-- How to complete this task --
One line at a time, check the entries below for the word "title", and copy each line that has it.

-- Excerpted data --

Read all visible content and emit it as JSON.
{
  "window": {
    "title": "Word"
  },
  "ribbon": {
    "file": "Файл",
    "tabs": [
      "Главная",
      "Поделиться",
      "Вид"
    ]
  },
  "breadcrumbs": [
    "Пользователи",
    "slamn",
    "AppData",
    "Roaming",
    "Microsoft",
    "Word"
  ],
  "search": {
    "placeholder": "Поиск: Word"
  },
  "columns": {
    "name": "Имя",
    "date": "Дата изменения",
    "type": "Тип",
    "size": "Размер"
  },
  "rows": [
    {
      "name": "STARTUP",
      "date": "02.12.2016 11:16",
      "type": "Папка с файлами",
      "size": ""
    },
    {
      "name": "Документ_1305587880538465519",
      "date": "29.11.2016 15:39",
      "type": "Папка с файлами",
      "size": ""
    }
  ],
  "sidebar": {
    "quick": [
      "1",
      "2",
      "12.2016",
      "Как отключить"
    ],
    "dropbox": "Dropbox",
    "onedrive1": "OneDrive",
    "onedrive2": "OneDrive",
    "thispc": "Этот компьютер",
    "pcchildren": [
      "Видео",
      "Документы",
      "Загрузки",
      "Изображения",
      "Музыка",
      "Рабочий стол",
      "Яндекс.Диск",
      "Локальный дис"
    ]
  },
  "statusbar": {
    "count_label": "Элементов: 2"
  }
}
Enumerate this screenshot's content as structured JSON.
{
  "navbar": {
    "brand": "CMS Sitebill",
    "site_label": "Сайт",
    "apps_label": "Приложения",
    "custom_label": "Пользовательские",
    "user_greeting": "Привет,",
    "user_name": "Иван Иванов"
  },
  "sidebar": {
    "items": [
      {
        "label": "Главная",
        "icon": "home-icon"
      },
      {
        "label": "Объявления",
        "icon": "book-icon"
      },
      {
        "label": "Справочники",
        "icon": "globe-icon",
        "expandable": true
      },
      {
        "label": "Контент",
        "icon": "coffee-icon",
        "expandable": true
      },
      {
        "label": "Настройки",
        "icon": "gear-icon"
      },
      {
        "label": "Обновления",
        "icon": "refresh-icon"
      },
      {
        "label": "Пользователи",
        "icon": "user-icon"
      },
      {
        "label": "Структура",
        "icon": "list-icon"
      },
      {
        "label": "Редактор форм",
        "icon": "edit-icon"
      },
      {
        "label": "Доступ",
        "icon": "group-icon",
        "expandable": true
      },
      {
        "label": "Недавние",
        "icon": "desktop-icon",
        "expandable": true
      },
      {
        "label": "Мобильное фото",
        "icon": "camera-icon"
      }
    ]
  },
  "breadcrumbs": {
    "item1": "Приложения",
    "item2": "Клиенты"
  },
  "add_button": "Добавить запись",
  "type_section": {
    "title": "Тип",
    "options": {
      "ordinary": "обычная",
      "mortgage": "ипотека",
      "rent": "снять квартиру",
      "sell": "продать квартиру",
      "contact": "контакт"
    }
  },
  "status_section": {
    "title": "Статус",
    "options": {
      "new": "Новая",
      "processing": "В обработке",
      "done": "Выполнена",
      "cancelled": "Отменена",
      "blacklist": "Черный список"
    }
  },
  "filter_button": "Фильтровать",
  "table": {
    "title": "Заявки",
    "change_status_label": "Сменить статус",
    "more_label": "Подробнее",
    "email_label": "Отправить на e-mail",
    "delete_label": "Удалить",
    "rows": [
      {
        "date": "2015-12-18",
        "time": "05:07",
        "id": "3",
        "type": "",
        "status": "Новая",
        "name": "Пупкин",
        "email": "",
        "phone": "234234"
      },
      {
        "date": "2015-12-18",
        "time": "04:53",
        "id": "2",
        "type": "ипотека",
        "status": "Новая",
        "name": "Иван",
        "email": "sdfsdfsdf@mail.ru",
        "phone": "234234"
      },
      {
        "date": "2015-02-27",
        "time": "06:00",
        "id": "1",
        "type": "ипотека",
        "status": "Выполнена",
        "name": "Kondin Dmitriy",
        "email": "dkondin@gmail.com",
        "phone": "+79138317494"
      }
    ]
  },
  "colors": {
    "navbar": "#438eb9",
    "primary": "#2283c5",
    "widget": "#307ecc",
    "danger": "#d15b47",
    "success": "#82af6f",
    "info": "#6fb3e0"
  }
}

-- Solution for this task --
    "title": "Word"
    "title": "Тип",
    "title": "Статус",
    "title": "Заявки",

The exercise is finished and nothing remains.